Well, you need to buy the book to find out that juicy information. I feel like I might get in trouble if I just type out the whole book here…
There’s a lot I could cover, but I’m going to limit myself to just a few takeaways I got from “How Much Do I Need to Retire?”.
Plexus Asset Management Study
Something that I found particularly interesting in this book was a study from Plexus Asset Management. It analyzed the 10-year returns of the S&P 500 from 1871 to 2007. They took these returns and compared them to the S&P 500 Index price-to-earnings ratios (P/E Ratio). Also known as cyclically adjusted price earnings ratio (CAPE ratio) . The comparison happened at the beginning of holding periods.
Basically, if you invested a lump sum in 1953, and the CAPE ratio was 17 at the time, what would your returns over the next 10 years be? How about if you invested a lump sum in 1978, and the CAPE ratio was 11 at the time, what would your returns be over the next 10 years? Etc. etc. etc.
What’s cool here is that the data taught us that you can predict with reasonable certainty what kind of returns you’ll get from the S&P 500 index over the next 10 years by looking at today’s CAPE ratio.
If the CAPE ratio is around 22 then you can expect an average subsequent inflation-adjusted annual return of just 3.2%. On the other hand, if the ratio is at the beginning of your holding period is around 8.5, then you’re looking at average 10-year subsequent returns of 11% annually.
Therefore, the higher the CAPE ratio at the beginning of your investing horizon, the lower your 10-year annualized returns will be. Can you guess what the CAPE ratio is at the time of writing this?
… 23. Scary stuff…
How To Mitigate This Risk
Luckily for people who are approaching retirement during times of high P/E ratios, there’s ways of mitigating these risks. The author states that one way to reduce risk is to reallocate the bulk of your assets to rental real estate and bonds. As ratios start to fall back into more favorable levels, you can buy back stocks, as necessary.
P/E Ratio House Example
If you’re confused on how a price-to-earnings ratio could predict your investment return over a period, that’s okay. The author uses a helpful metaphor in the book to help clarify. Let’s say someone’s selling a house that rents for $1,000/month. Buying that house for $200,000 (price) and renting it out for $1,000/month or $12,000/year (earnings) would result in a P/E ratio of 16.7 (200,000 / 12,000). Alternatively, if you were to buy that house for $50,000 and rent it out for that same $1,000/month then your P/E ratio would be 4.2 (50,000 / 12,000).

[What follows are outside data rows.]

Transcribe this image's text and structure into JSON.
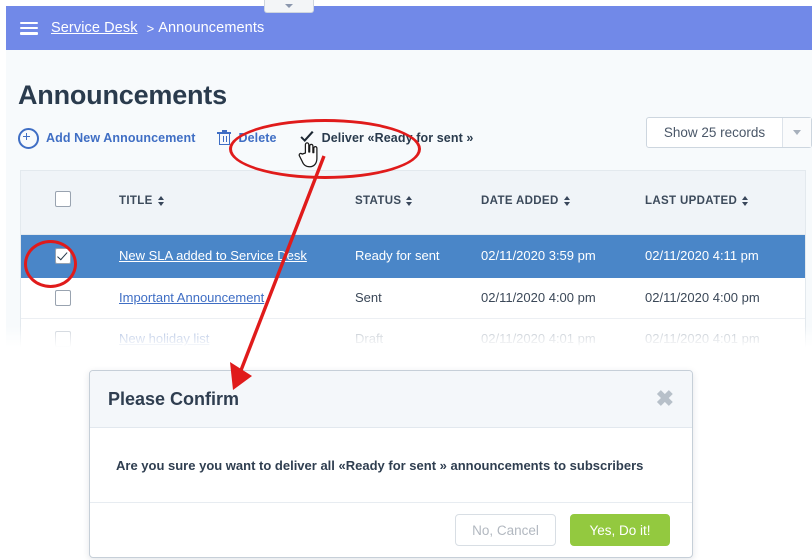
{
  "window": {
    "mini_dropdown_icon": "chevron-down-icon"
  },
  "breadcrumb": {
    "menu_icon": "hamburger-menu-icon",
    "root": "Service Desk",
    "separator": ">",
    "current": "Announcements"
  },
  "page": {
    "title": "Announcements"
  },
  "toolbar": {
    "buttons": [
      {
        "label": "Add New Announcement",
        "icon": "plus-circle-icon"
      },
      {
        "label": "Delete",
        "icon": "trash-icon"
      },
      {
        "label": "Deliver «Ready for sent »",
        "icon": "check-icon"
      }
    ]
  },
  "records_select": {
    "value": "Show 25 records",
    "caret_icon": "chevron-down-icon"
  },
  "table": {
    "select_all_checked": false,
    "columns": [
      {
        "key": "check",
        "label": "",
        "sortable": false
      },
      {
        "key": "title",
        "label": "TITLE",
        "sortable": true
      },
      {
        "key": "status",
        "label": "STATUS",
        "sortable": true
      },
      {
        "key": "date_added",
        "label": "DATE ADDED",
        "sortable": true
      },
      {
        "key": "last_updated",
        "label": "LAST UPDATED",
        "sortable": true
      }
    ],
    "rows": [
      {
        "checked": true,
        "selected": true,
        "title": "New SLA added to Service Desk",
        "status": "Ready for sent",
        "date_added": "02/11/2020 3:59 pm",
        "last_updated": "02/11/2020 4:11 pm"
      },
      {
        "checked": false,
        "selected": false,
        "title": "Important Announcement",
        "status": "Sent",
        "date_added": "02/11/2020 4:00 pm",
        "last_updated": "02/11/2020 4:00 pm"
      },
      {
        "checked": false,
        "selected": false,
        "title": "New holiday list",
        "status": "Draft",
        "date_added": "02/11/2020 4:01 pm",
        "last_updated": "02/11/2020 4:01 pm"
      }
    ]
  },
  "modal": {
    "title": "Please Confirm",
    "close_icon": "close-icon",
    "message": "Are you sure you want to deliver all «Ready for sent » announcements to subscribers",
    "cancel_label": "No, Cancel",
    "confirm_label": "Yes, Do it!"
  },
  "annotations": {
    "ellipse_deliver": "highlight-ellipse",
    "ellipse_checkbox": "highlight-ellipse",
    "arrow": "callout-arrow",
    "color": "#e01b1b"
  },
  "cursor": {
    "icon": "pointing-hand-cursor"
  },
  "colors": {
    "breadcrumb_bar": "#7189e8",
    "selected_row": "#4a86c8",
    "link": "#3f6ec4",
    "confirm_green": "#93c93f",
    "page_bg": "#f7fafc",
    "table_head": "#f0f4f8"
  }
}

With a low P/E ratio like in the scenario above, you could buy 4 houses for the price of the high P/E ratio house and make $4,000/month instead of $1,000/month. That’s just like how the stock market works. Low P/E ratios mean you can invest the same amount of money, but the stocks that you buy will be earning you a lot more money.
Another great piece of knowledge I gained by reading “How Much Do I Need to Retire?” has to do with sequence of returns risk and how it applies to the 4% rule. This topic eventually breaks down the difference between average and compound returns. It also expands on how you should only spend compound returns. The author goes into detail on how the first decade of your retirement makes or breaks your financial security.
I could go on and on about the new information I have rolling around in my head after reading this book, but I leave you with this: If you want to better prepare yourself for retirement, then buy “How Much Money Do I Need to Retire?” and start questioning some of the assumptions in your current plan. It will pay dividends in the future.